Implications for practice and research
Appropriate environmental surface decontamination practice and use of personal protective equipment are essential to reduce transmission of methicillin-resistant Staphylococcus aureus (MRSA) in emergency department care settings.
Further investigations are required to explore improved environmental disinfection techniques and MRSA decolonisation strategies in order to address MRSA surface contamination when treating MRSA-infected patients.
Patients colonised or infected with methicillin-resistant Staphylococcus aureus (MRSA) shed bacteria and contaminate environmental surfaces during their hospital stay, and create risks for transmission of MRSA to healthcare professionals and other patients.1 2 Existing literature demonstrates that the prevalence of MRSA contamination in the hospital environment has ranged from 0.6% to …
Competing interests None declared.

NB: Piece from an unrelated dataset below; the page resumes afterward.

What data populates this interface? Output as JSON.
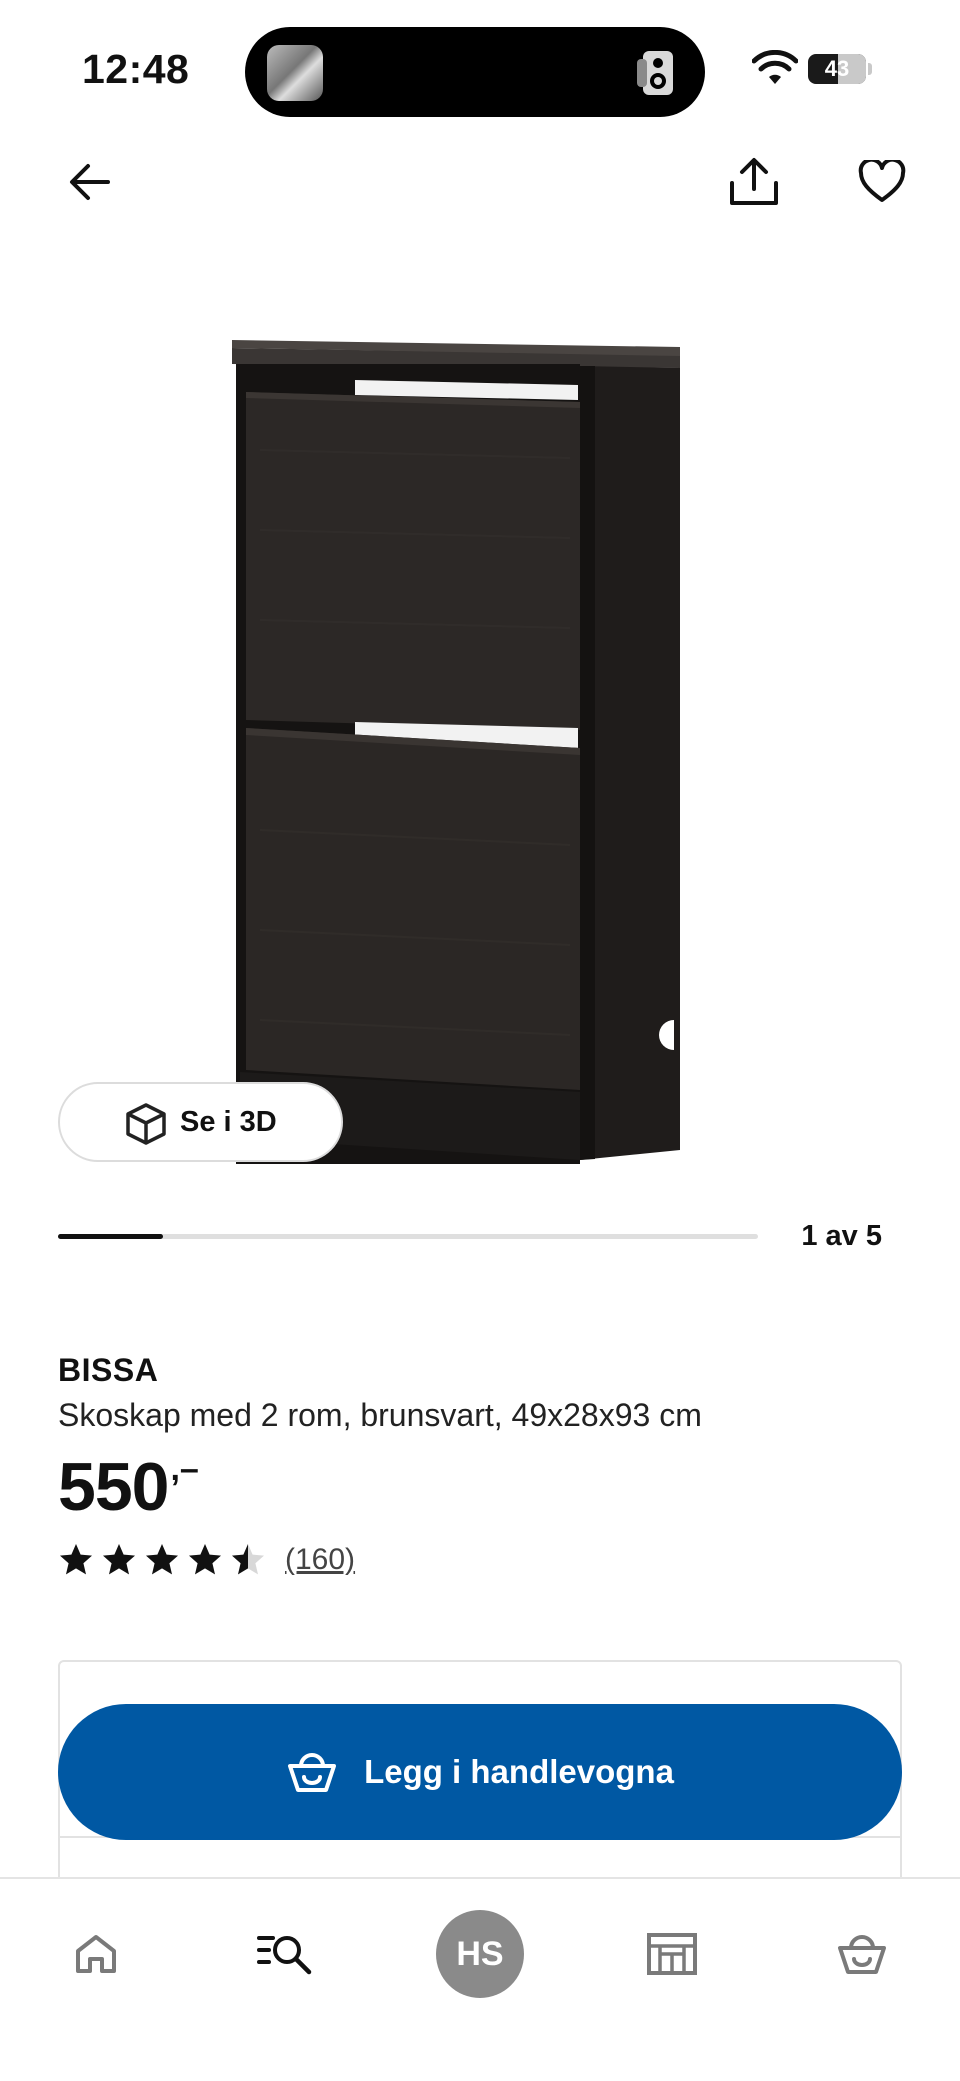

Provenance and peer review Commissioned; internally peer reviewed.